But can we Phorget Phishing? It seems unlikely. A google search for the single word “phishing” gives over 23,000,000 results. Wikipedia says that losses are large:
It is estimated that between May 2004 and May 2005, approximately 1.2 million computer users in the United States suffered losses caused by phishing, totaling approximately $929 million USD. U.S. businesses lose an estimated $2 billion USD a year as their clients become victims. In the United Kingdom losses from web banking fraud — mostly from phishing — almost doubled to £23.2m in 2005, from £12.2m in 2004, while 1 in 20 users claimed to have lost out to phishing in 2005.
Getting accurate, current information is still challenging. But phorgetting phishing still seems out of the question – 6 years of questionable technology advance seems to have been matched by 6 years of better advance in the world of hackers, coupled with many, many more inexperienced users added to the internet mix. Technological, legal and educational responses will all have to work together to move this forward.
At Simon Moores’ e-Crime conference a year or so ago I challenged the security product industry to take a less technology and marketing centric view. I put up this slide (it’s an ad from Wired magazine, probably December 2005 or January 2006)
Firewall and security products always seem to be sold like this razor – 5 times more protection than you had before, 1 special new blade that chops out left-handed viruses with impunity, new breakthrough technology to do all sorts of things that you won’t understand so we won’t explain them to you. Product names have gone from version numbers (1.5, 2.0, 3.0) to annual updates (95,97,2000) to video game console lables (the new Norton 360 seems to have copied Microsoft’s Xbox, though doubtless it means something clever like “all round protection”, like some new kind of deodorant).
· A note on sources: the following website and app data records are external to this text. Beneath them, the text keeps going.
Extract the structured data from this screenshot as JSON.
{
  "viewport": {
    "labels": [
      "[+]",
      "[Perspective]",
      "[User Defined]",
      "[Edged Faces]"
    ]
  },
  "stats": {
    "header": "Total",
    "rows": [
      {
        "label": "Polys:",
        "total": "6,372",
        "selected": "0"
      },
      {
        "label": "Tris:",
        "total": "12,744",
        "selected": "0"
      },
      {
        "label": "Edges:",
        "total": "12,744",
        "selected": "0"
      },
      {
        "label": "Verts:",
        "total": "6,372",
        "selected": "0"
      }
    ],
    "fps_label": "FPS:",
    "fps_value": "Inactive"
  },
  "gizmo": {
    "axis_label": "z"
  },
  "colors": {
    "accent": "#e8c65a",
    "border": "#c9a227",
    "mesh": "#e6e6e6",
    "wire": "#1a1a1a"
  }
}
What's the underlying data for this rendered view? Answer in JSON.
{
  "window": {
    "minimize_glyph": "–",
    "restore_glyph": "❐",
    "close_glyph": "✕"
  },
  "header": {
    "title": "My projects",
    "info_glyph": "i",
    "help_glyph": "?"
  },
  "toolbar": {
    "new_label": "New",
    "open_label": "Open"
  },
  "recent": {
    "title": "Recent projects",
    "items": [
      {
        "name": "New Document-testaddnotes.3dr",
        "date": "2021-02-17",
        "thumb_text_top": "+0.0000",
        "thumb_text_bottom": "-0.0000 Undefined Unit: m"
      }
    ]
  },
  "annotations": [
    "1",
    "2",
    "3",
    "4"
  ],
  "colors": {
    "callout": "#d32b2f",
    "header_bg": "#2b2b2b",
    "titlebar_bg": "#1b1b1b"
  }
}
What I want is to know that whatever product I have will “kill all known germs dead” – I don’t care what they are, I just want to know that they’re protected. And if I’m going to pay for daily, monthly or yearly updates, I’d like the vendor to take on some of the liability – if I get infected, whether for my own stupidity or because the product hasn’t worked the way it’s supposed to, then I’d like to be repaid for the damage. Insurance companies don’t say, “sorry sir, you should have seen that the slope was steep and that the route was clearly marked as a black run and declined to descend; when you did and you broke your leg, you failed to comply with our policies”. Why should I pay the fee but get no real coverage? Having seen, only a few weeks ago, a perfectly good (and accredited) up-to-date bit of virus protection software get tricked by a particularly malicious bit of trickery causing widespread damage, it does happen.
Sadly, even Domestos has had to abandon its 50 year old slogan “kills all known germs dead” to say that it kills only “99 per cent of known germs”. That will be advertising standards for you.
At the rate of technology change, we need kills “all germs dead, known or unknown”. But, in the meantime, with Vista vulnerabilities reportedlly being sold on the internet for $50,000 and up, we’re going to have to pay more than a little bit of extra attention.